This is because the organization’s net-zero aspiration includes an important asterisk: Scope 1 and 2 emissions. For the layperson, that means they’re only counting operational emissions. Actually using the stuff (that’s Scope 3) accounts for more than 90 per cent of the sector’s carbon footprint.
While oil and gas production emissions are significant and, yes, could be reduced or even eliminated through electrification and carbon capture and storage, it is the use of fossil fuels – in everything from gas vehicles to industrial facilities as a feedstock – that contributes most to climate change.
This is precisely why the world is moving toward net zero by 2050, rapidly shifting to renewable energy, electric vehicles and clean fuels such as hydrogen.
The reality is that – no matter what measures Canada takes at home, no matter what certain politicians may promise to voters – a decarbonizing world will want a lot more clean energy and a lot less fossil fuel.
While there is a non-combustible future (think lubricants and asphalt) for oil in a net-zero world – 70 per cent of oil would be used this way in a net-zero 2050, according to the International Energy Agency – global oil consumption in 2050 will be roughly a quarter of what it is today.
As for natural gas, the industry fares better than oil, but Canadian jobs in natural gas production nonetheless decline 31 per cent in our model between 2025 and 2050.
But while the world’s emissions will plunge, non-fossil-fuel energy jobs certainly will not.
This transition is already well under way. Aside from the U.S. Inflation Reduction Act, the European Union has its own multibillion-euro Green Deal Industrial Plan, and China still controls 60 per cent of the world’s clean-energy technology manufacturing. The number of people working in clean-energy jobs globally recently overtook fossil fuels for the first time.

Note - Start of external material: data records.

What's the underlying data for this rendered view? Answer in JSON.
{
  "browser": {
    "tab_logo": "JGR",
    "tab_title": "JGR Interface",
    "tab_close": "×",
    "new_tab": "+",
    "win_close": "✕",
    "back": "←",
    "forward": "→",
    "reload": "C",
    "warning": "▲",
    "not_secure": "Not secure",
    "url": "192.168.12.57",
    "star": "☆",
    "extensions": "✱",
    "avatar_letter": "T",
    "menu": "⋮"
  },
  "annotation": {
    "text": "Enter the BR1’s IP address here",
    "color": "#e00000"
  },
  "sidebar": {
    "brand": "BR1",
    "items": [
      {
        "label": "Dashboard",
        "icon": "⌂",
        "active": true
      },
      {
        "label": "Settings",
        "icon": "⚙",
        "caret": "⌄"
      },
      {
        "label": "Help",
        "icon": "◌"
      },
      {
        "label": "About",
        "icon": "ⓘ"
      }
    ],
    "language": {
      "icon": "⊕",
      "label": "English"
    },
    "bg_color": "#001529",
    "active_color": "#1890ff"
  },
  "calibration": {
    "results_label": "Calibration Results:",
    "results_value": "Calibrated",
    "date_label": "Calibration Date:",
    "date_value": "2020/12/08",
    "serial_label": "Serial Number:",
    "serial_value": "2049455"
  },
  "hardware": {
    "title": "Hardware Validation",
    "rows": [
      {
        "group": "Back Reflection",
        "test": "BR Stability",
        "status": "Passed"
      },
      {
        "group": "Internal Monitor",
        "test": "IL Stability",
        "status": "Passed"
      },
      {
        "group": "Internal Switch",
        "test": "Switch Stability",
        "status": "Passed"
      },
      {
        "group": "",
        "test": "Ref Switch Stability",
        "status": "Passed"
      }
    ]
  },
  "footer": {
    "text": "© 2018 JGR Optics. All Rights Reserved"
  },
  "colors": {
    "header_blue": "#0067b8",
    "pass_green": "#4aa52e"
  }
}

Canadians have the benefit of choice: invest in the future, in reskilling our work force while there’s still time to make this a smooth transition. In our net-zero scenario, jobs in Alberta’s clean-energy sector grow 10 per cent a year out to 2050 – the fastest of any province or territory – with significantly more jobs created in clean energy than lost in fossil fuels.

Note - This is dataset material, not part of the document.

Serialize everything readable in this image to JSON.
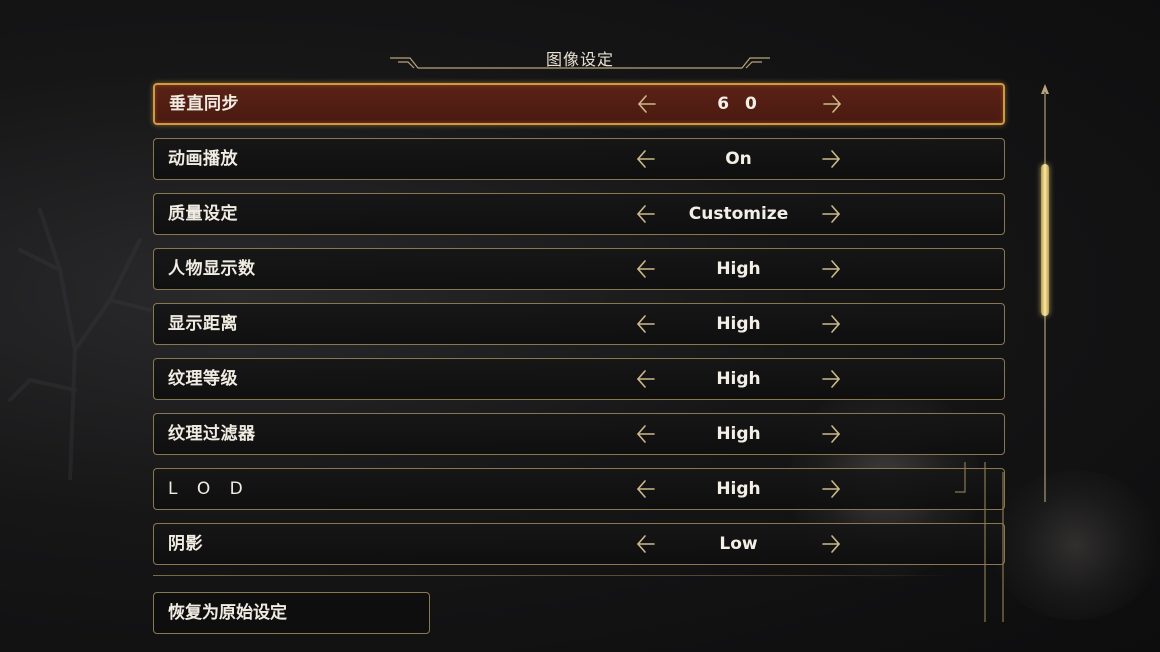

The alternative, betting against the world’s biggest economies and banking on climate failure, is really no alternative at all.
This post was co-authored by Trevor Melanson and originally appeared in the Globe and Mail.